- Fred P. Nutting, ed. (Jan 11, 1889), "A Model Boat — The Oregon Pacific company's light draught steamer The Three Sisters …", State Rights Democrat, Albany, OR: Stites & Nutting, 24 (24), p. 1 col. 4
- "Twenty-Five Years Ago — from The Oregonian of August 13, 1889", Morning Oregonian, Portland, OR, 54 (16, 761), p. 8 col. 7, Aug 13, 1914
- "Very Latest", Corvallis Gazette, Corvallis,OR: Craig & Conover, 17 (2), p. 4 col. 3, Feb 7, 1890
- Glutsch, Gertrude Druck (Jul 1, 1928), "Captain Short Brings Boat Along Oregon City Highway — Veteran River Skipper Details Past Experiences on Streams of Northwest and Plans for Reunion", The Sunday Oregonian, Portland, OR: ., 47 (27), p. 16 col. 4
- "At Oregon City — H.L. Hatch, of Salem, was in Corvallis …", Corvallis Gazette, Feb 21, 1890: Craig & Conover, 27 (4), p. 4 col. 5, Feb 21, 1890
- "H.L. Hatch, of Salem, has secured the contract to raise and launch …", The Eugene City Guard, Eugene, OR: L.L. Campbell, 22 (30), p. 1 col. 6, Mar 8, 1890
- Hofer Bros., ed. (Jan 21, 1892), "Oregon Pacific Sold", Evening Capital Journal, Salem, OR, 5 (17), p. 2 col. 3
- "Steamers Libeled for Wages", The Sunday Oregonian, Portland, OR: ., 14 (15), p. 10, Apr 14, 1895
- "Coast inspection … Marine Notee", Morning Oregonian, Portland, OR, 33 (10, 575), p. 9, May 23, 1893
- "Up-River Steamboating", Morning Oregonian, Portland, OR, 33 (10, 647), p. 3, Aug 15, 1893
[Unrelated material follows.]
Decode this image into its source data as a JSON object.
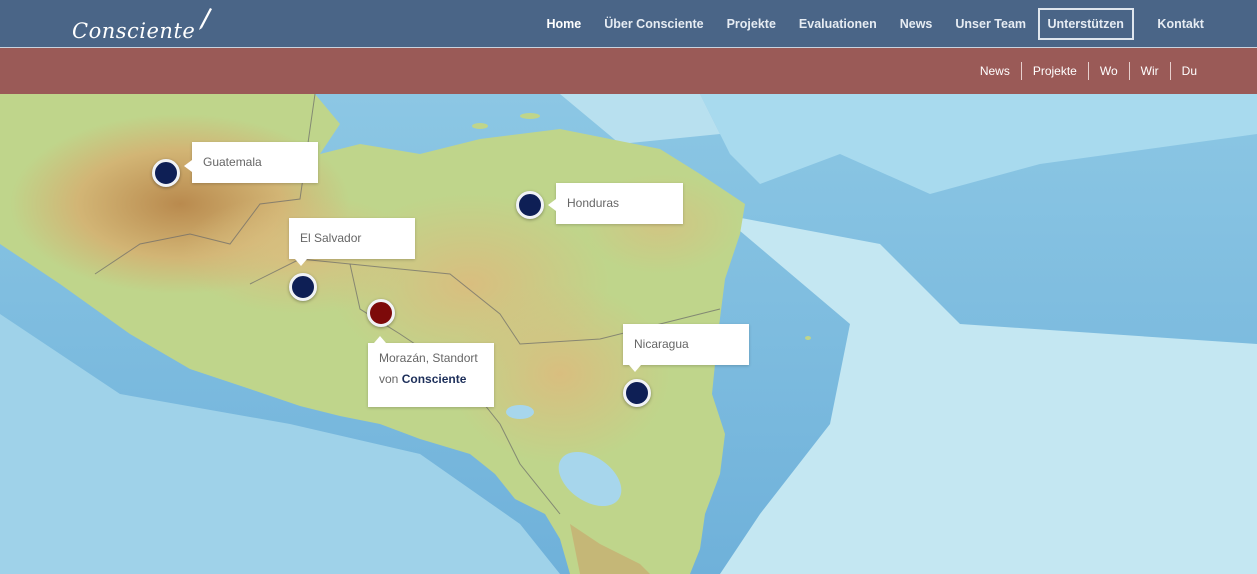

- "The government snagboat Corvallis still lies on the bottom of the river …", Morning Oregonian, Portland, OR, 36 (11, 374), p. 3 col. 5, Mar 17, 1896
- "The Corvallis Times says that the jig is up with the old steamer Three Sisters.", Morning Oregonian, Portland, OR, p. 3, Apr 1896
- "Oregon Notes … The job of dismantling the Three Sisters has about been completed.", Morning Oregonian, Portland, OR, 36 (11, 415), p. 3 col. 2, May 4, 1896